Historians love labels. Post-1945 Britain has long been stereotyped as an Age of Austerity. The Fifties and Sixties resist such easy definition. Some historians see them as an Age of Affluence, the economy enjoying a Golden Age. For neo-liberal conviction politicians, they marked the road to serfdom, with dependency culture and debilitating consensus sapping the national will. David Marquand’s recent Britain Since 1918 viewed them in more dynamic terms, an ongoing dialectic between Whig imperialists and democratic collectivists. For Brian Harrison, in the latest volume in the New Oxford History of England [sic], this is an era of corporatism, Cold War and, above all, consumerism. Its icons are the consumer durables of One-Nation Toryism. Its rulers are bourgeois centrists planning for a better tomorrow. Its political model, if anyone, is Mr Butskell, ambiguous apostle of bipartisan approaches including an abortive incomes policy. Its key institutions are the nuclear family and the fabric of positivist planning, buoyed up by the educational upsurge after the Butler Act. Its essential importance is seen as lying in the evolving structure of society, the vibrancy of an English-language culture, and social equipoise marked by a new balance between the public and the private. This is a relatively harmonious and civilised world. The Winter of Discontent and the hegemony of Thatcherism seem far off. Only then could Roy Jenkins’s Dimbleby lecture fear for these landscape gardeners of the centre ground as ‘lacking all conviction’.

Follow Literary Review on Twitter

  • Last Tweets

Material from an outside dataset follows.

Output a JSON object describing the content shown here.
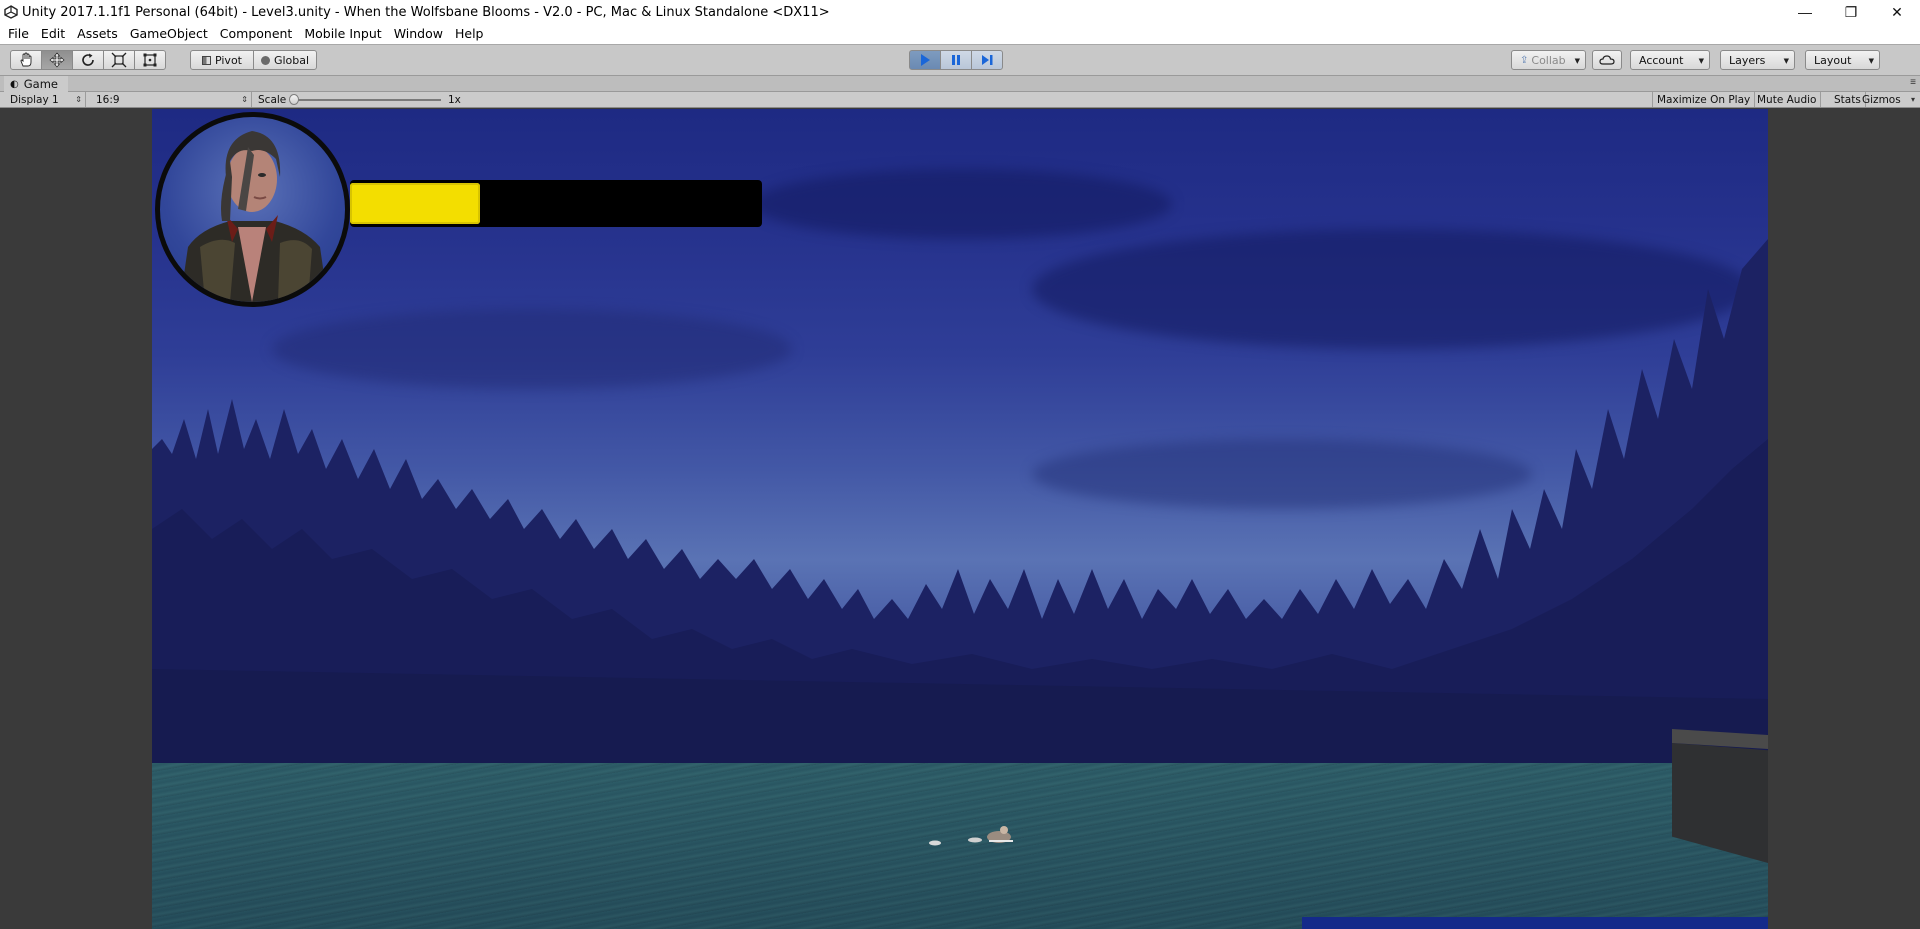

    • 'Englishmen Abroad in the Reign of Henry VIII'. Free lecture by Dr Susan Brigden, Thurs 18 Oct, 6.30pm Europe Hou… ,
    • It 'contains twists and near misses and bit-part players, everything you might expect from a true-crime story'. Ian… ,
    • Oh normally a week or two before the ceremony itself - so mid-November. ,
    • Ian Sansom reviews The Real Lolita: The Kidnapping of Sally Horner and the Novel That Scandalized the World by… ,
    • 'It is hard to think of an economist who could craft such an elegantly readable account of postwar failure as this.… ,
    • Frederick Forsyth reviews The Spy and the Traitor: The Greatest Espionage Story of the Cold War by ,
    • . reviews What We Have Lost: The Dismantling of Great Britain by James Hamilton-Paterson ,